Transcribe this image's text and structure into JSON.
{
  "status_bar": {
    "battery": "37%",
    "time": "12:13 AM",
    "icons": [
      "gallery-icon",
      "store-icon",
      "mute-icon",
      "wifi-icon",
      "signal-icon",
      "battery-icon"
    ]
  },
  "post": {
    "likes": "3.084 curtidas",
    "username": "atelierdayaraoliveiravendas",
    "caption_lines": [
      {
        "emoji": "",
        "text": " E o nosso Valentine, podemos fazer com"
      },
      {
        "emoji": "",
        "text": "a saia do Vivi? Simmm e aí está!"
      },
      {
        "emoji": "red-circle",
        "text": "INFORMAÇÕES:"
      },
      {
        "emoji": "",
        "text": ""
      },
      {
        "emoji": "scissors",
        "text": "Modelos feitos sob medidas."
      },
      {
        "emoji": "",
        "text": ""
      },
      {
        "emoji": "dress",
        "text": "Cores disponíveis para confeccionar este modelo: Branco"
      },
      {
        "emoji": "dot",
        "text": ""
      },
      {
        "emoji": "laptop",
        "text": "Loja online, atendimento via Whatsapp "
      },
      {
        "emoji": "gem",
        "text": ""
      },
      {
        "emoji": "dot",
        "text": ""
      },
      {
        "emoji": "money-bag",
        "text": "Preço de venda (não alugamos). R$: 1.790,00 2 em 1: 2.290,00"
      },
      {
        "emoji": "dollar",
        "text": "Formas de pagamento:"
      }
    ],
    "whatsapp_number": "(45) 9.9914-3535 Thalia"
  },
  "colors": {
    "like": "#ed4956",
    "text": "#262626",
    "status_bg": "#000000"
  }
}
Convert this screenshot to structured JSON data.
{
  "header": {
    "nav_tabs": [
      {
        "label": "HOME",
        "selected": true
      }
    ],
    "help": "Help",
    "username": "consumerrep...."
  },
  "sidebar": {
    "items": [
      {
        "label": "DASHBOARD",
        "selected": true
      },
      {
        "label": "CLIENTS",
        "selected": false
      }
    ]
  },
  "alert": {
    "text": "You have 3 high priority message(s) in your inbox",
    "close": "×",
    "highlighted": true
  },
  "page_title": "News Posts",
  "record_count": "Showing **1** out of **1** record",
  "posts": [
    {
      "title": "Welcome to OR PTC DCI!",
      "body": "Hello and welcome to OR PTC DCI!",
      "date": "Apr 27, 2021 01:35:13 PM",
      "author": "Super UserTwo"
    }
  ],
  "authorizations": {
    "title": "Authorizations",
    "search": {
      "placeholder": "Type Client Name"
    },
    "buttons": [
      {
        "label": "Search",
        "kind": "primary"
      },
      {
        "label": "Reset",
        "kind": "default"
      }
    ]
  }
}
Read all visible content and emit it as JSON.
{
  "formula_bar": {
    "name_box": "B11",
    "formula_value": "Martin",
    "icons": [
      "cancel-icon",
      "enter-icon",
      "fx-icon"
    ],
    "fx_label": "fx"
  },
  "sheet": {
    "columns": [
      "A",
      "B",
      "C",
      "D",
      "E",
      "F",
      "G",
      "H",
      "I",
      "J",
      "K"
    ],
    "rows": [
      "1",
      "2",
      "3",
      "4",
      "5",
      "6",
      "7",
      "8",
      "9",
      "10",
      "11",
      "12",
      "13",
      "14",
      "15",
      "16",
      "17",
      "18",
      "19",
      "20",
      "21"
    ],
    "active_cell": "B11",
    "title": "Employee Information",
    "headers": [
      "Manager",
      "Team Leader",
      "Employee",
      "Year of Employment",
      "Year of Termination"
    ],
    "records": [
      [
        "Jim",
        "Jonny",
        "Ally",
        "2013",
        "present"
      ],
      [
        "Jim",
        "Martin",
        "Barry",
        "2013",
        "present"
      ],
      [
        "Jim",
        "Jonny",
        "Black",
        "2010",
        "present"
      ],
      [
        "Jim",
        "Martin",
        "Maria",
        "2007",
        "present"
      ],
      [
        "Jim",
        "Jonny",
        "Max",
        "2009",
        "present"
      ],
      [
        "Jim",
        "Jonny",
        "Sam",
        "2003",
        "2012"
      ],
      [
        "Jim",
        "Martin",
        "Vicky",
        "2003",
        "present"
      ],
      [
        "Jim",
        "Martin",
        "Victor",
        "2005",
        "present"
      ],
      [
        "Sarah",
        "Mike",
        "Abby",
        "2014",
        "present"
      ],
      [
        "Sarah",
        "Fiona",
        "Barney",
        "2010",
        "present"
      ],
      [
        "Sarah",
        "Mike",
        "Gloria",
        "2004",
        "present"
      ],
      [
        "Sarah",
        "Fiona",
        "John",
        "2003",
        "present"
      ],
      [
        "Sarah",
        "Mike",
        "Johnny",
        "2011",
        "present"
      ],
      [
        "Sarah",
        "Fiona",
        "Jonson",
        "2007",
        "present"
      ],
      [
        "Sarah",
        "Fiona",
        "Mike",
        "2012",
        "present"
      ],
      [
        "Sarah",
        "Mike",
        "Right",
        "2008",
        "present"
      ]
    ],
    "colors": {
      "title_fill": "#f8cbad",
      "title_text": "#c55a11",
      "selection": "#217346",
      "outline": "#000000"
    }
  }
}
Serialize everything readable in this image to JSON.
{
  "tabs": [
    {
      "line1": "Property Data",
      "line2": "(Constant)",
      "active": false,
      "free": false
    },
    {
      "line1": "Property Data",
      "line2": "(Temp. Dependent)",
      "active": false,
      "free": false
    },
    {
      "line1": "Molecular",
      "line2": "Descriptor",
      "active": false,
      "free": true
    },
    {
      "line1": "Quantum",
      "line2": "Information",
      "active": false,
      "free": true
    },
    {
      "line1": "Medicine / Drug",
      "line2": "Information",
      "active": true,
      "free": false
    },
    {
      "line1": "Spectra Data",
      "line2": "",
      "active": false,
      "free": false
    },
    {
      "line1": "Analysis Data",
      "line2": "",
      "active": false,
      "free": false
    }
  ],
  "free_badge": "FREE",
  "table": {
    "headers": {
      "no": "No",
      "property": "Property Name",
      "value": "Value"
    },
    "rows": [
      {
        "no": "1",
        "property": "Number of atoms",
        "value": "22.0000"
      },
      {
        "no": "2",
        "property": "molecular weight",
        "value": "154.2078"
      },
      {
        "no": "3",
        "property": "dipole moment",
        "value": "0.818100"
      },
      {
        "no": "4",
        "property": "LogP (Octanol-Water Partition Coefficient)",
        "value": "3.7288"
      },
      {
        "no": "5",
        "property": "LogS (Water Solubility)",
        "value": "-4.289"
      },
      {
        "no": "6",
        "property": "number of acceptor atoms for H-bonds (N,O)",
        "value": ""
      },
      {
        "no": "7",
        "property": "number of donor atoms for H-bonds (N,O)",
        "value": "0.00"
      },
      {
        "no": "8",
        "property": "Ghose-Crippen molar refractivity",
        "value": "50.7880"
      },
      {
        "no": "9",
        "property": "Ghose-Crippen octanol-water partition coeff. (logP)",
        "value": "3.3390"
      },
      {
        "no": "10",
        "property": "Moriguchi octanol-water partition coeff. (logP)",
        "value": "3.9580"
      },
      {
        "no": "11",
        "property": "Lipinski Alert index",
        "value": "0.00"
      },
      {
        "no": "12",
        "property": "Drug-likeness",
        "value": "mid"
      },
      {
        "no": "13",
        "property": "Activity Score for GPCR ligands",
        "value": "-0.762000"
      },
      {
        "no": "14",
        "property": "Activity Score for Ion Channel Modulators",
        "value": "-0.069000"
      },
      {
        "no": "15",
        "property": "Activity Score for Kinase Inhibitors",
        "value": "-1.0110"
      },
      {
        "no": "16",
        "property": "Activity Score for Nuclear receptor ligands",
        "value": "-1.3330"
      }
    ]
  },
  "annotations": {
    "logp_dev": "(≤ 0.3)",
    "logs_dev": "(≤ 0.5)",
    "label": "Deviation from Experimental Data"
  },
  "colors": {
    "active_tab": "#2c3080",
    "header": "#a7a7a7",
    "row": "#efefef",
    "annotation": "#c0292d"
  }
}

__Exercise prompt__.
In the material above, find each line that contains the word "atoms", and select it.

__Task output__.
        "property": "Number of atoms",
        "property": "number of acceptor atoms for H-bonds (N,O)",
        "property": "number of donor atoms for H-bonds (N,O)",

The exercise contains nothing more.